Tropical Storm Eta

A devastating Category 4 hurricane wreaks havoc in Central America

Photo by Cooperative for Education on Flickr.

— 3 minute read — By Maggie Gannon

Tropical Storm Eta became the 28th named Atlantic storm of the season, developing into a major Category 4 hurricane over the Caribbean Sea by 2nd November. The storm resulted in torrential rainfall which subsequently led to flooding and landslides throughout Honduras, Guatemala and Cuba. A mere fortnight later, Honduras was pummelled by a second hurricane, Iota. In a year where the COVID-19 pandemic has sprouted unemployment and exhausted national funds, the consecutive storms have shattered Honduras – already one of the poorest countries in Central America.

The heart of the storm first made landfall in the Nicaraguan region of Puerto Cabezas, which faces the Atlantic coast.
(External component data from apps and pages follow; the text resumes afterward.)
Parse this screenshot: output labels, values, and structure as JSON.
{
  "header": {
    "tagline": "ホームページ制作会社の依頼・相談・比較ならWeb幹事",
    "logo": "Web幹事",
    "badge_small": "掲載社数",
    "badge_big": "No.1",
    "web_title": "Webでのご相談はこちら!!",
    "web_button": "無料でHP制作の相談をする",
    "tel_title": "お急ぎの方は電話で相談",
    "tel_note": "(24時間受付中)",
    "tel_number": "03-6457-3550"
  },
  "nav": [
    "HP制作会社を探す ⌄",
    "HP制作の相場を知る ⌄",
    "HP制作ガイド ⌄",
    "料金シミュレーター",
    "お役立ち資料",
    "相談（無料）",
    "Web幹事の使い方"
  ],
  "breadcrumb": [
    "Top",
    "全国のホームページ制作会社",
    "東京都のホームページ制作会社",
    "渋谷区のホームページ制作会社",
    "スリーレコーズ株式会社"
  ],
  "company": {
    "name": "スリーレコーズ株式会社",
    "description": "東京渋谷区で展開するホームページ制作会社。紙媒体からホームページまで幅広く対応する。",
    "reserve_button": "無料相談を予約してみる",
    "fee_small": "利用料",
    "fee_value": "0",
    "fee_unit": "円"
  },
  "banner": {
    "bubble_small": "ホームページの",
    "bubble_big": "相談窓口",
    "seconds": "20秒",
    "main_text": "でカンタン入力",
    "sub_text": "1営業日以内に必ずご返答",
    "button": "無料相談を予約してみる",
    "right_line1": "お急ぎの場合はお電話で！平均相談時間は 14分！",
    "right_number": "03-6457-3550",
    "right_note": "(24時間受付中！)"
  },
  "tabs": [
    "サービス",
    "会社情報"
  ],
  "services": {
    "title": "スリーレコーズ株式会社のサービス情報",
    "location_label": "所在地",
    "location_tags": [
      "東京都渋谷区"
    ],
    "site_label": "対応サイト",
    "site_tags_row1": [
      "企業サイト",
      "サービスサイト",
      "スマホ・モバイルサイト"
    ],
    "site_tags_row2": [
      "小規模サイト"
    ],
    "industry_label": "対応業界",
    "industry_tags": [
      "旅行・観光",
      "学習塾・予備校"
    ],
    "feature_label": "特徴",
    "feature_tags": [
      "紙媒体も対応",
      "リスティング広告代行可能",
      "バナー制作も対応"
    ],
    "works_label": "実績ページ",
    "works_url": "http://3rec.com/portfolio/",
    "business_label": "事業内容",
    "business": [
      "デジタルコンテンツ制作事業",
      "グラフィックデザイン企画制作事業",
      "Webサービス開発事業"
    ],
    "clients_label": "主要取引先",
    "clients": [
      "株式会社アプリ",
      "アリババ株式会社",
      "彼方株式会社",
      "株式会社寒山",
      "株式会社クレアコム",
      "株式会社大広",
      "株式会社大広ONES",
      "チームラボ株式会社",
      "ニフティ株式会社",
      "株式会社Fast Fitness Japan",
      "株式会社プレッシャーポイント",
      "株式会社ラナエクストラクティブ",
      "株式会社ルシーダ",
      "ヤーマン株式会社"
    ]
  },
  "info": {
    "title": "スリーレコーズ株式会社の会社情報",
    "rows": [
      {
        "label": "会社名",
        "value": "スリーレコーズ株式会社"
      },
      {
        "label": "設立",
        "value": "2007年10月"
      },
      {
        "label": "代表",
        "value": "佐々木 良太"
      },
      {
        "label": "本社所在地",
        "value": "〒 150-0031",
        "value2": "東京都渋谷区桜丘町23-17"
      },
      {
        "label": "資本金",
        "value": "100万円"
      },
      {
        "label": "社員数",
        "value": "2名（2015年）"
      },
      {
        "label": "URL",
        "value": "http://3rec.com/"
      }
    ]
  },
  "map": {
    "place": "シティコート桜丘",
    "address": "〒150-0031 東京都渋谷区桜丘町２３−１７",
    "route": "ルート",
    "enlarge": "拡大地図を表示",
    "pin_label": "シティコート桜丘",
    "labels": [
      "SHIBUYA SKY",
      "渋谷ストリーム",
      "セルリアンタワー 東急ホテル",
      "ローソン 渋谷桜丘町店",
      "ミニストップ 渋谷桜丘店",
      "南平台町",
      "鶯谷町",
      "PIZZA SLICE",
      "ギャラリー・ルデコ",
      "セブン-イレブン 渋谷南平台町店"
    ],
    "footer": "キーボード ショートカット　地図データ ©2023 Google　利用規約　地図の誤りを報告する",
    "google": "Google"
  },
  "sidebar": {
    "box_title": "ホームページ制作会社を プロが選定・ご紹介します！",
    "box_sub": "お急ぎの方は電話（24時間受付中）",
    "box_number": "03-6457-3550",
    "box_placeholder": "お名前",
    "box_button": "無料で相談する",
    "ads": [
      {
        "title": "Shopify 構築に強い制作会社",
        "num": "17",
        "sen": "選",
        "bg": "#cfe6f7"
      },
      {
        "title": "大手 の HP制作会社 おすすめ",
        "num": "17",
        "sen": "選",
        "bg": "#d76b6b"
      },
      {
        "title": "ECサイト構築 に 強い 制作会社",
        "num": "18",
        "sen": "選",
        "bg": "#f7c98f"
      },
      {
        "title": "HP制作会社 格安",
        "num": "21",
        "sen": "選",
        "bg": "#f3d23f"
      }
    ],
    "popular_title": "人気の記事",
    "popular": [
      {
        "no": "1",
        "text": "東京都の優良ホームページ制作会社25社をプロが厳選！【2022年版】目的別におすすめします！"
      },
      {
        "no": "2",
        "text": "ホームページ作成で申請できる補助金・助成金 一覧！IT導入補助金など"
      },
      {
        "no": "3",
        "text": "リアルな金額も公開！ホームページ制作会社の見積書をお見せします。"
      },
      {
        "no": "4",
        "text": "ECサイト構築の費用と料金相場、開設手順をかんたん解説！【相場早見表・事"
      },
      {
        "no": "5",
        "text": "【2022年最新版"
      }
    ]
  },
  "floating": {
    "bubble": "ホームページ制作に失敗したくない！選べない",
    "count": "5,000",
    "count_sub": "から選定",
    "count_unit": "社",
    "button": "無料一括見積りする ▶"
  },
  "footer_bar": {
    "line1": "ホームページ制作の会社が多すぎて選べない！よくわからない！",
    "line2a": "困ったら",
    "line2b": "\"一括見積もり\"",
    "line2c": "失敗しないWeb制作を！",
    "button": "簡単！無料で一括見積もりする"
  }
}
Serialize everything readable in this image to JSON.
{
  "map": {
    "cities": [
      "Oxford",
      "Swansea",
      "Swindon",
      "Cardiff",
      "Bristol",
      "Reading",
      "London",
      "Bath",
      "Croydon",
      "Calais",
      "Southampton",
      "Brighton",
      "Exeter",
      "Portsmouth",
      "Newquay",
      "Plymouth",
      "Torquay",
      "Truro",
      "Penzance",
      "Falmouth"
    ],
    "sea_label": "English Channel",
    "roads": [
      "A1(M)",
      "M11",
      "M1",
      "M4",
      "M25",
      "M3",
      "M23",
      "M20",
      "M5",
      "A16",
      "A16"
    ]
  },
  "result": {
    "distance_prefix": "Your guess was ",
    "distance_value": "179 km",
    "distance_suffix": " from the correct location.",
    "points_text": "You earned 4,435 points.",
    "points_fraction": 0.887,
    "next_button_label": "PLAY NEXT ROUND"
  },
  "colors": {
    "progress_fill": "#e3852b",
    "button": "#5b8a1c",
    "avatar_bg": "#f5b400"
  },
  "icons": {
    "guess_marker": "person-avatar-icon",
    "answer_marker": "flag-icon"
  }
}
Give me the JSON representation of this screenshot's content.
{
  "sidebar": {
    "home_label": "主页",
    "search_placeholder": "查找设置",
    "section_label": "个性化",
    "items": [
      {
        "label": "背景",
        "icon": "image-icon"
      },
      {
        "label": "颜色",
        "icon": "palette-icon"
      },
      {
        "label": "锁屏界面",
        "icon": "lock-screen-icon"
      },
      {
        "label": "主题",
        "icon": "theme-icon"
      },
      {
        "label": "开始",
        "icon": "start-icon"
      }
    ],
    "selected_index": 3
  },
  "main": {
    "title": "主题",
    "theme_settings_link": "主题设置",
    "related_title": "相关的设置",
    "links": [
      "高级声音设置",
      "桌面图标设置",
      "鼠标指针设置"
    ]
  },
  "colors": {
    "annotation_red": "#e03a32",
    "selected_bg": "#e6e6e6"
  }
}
The hurricane rapidly destroyed paths, trees and the corrugated metal homes of many citizens. As the destruction of powerlines left the city in complete darkness, around 10,000 people were evacuated from their homes and into shelters further inland. The storm began to rapidly escalate with winds of up to 145mph being recorded, but these slowly weakened as it began to draw into Honduras. However, as winds dissipated slightly, Honduras tragically confirmed its first storm related death – a 12-year-old girl who sadly passed away after a mudslide in San Pedro Sula, one of the most populated areas in northern Honduras. At this point, nearly 600 residents were reported to have been moved to shelters, with only 25 supposedly rescued.   

As the storm gradually moved into surrounding countries, rescue operations struggled to reach those worse affected. Extensive damage to roads and bridges weakened the already poor infrastructure. One particular rescue operation by the Guatemalan military found Queja, a remote mountainous village, completely engulfed by rain-induced mudslides. 100 people were killed, 22 of whom were from the same family. An army spokesman stated that it could take months for all of the demolished homes to be recovered.

In Costa Rica, a landslide incident resulted in 2 deaths – whilst El Salvador reported 1 male death, and Mexico estimated around 20 deaths. These numbers, however, are changing daily and, given the disjuncture of the foreign media, statistics are hard to gather and a definitive figure is hard to calculate. 

The national outcry of civilians is one that has been documented frequently on national and local media outlets throughout the month of November. A particular sense of anger has been felt in Honduras, directed at the Honduran government after they proposed a national holiday in efforts to boost the COVID-19-damaged economy. They went ahead with this event despite clear warnings of the storm and many felt as though the economy of the country was prioritised over their lives.

Aid workers remain seriously concerned that the number of COVID-19 infections will steadily rise due to the cramming of civilians in shelters. The damage to infrastructure has also resulted in a lack of hygiene and sanitation where it is most desperately needed. In addition to this, UNICEF have estimated that over 1.5 million children will be impacted by the storms.

Although the storm is far less devastating than Hurricane Mitch in 1998 (which took the lives of more than 11,000 people across Central America), its context and timing has increased the risk of COVID-19 infection, and overwhelmingly adds to the distress and suffering of those who have already lost so much this year. The recovery of many regions already remains uncertain, but the added complication of political anger during a global pandemic could extend its resolution far into the future.